Task requirements ▸
Print each of the records below, leaving every word as it is.

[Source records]
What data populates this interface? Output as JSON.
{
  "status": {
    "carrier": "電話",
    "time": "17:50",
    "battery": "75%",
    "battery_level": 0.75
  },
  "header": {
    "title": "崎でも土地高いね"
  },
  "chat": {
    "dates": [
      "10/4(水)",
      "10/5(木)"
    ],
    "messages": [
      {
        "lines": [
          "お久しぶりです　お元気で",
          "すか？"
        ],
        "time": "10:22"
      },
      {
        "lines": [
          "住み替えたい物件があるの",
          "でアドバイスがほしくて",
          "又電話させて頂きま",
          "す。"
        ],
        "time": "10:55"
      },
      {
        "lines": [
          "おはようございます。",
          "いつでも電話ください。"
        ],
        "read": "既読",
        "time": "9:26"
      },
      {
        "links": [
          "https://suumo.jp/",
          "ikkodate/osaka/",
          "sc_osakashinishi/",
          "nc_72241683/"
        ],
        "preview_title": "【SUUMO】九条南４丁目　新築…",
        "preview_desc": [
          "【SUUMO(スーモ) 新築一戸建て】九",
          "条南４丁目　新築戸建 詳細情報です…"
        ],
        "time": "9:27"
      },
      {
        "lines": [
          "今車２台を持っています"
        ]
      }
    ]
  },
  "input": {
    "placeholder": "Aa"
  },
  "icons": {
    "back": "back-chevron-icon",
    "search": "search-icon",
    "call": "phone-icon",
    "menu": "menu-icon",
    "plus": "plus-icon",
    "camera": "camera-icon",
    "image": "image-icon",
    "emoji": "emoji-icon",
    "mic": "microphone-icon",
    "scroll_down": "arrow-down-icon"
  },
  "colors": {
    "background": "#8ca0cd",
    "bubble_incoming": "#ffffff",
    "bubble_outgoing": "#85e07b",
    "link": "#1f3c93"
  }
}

Response area ▸
What data populates this interface? Output as JSON.
{
  "status": {
    "carrier": "電話",
    "time": "17:50",
    "battery": "75%",
    "battery_level": 0.75
  },
  "header": {
    "title": "崎でも土地高いね"
  },
  "chat": {
    "dates": [
      "10/4(水)",
      "10/5(木)"
    ],
    "messages": [
      {
        "lines": [
          "お久しぶりです　お元気で",
          "すか？"
        ],
        "time": "10:22"
      },
      {
        "lines": [
          "住み替えたい物件があるの",
          "でアドバイスがほしくて",
          "又電話させて頂きま",
          "す。"
        ],
        "time": "10:55"
      },
      {
        "lines": [
          "おはようございます。",
          "いつでも電話ください。"
        ],
        "read": "既読",
        "time": "9:26"
      },
      {
        "links": [
          "https://suumo.jp/",
          "ikkodate/osaka/",
          "sc_osakashinishi/",
          "nc_72241683/"
        ],
        "preview_title": "【SUUMO】九条南４丁目　新築…",
        "preview_desc": [
          "【SUUMO(スーモ) 新築一戸建て】九",
          "条南４丁目　新築戸建 詳細情報です…"
        ],
        "time": "9:27"
      },
      {
        "lines": [
          "今車２台を持っています"
        ]
      }
    ]
  },
  "input": {
    "placeholder": "Aa"
  },
  "icons": {
    "back": "back-chevron-icon",
    "search": "search-icon",
    "call": "phone-icon",
    "menu": "menu-icon",
    "plus": "plus-icon",
    "camera": "camera-icon",
    "image": "image-icon",
    "emoji": "emoji-icon",
    "mic": "microphone-icon",
    "scroll_down": "arrow-down-icon"
  },
  "colors": {
    "background": "#8ca0cd",
    "bubble_incoming": "#ffffff",
    "bubble_outgoing": "#85e07b",
    "link": "#1f3c93"
  }
}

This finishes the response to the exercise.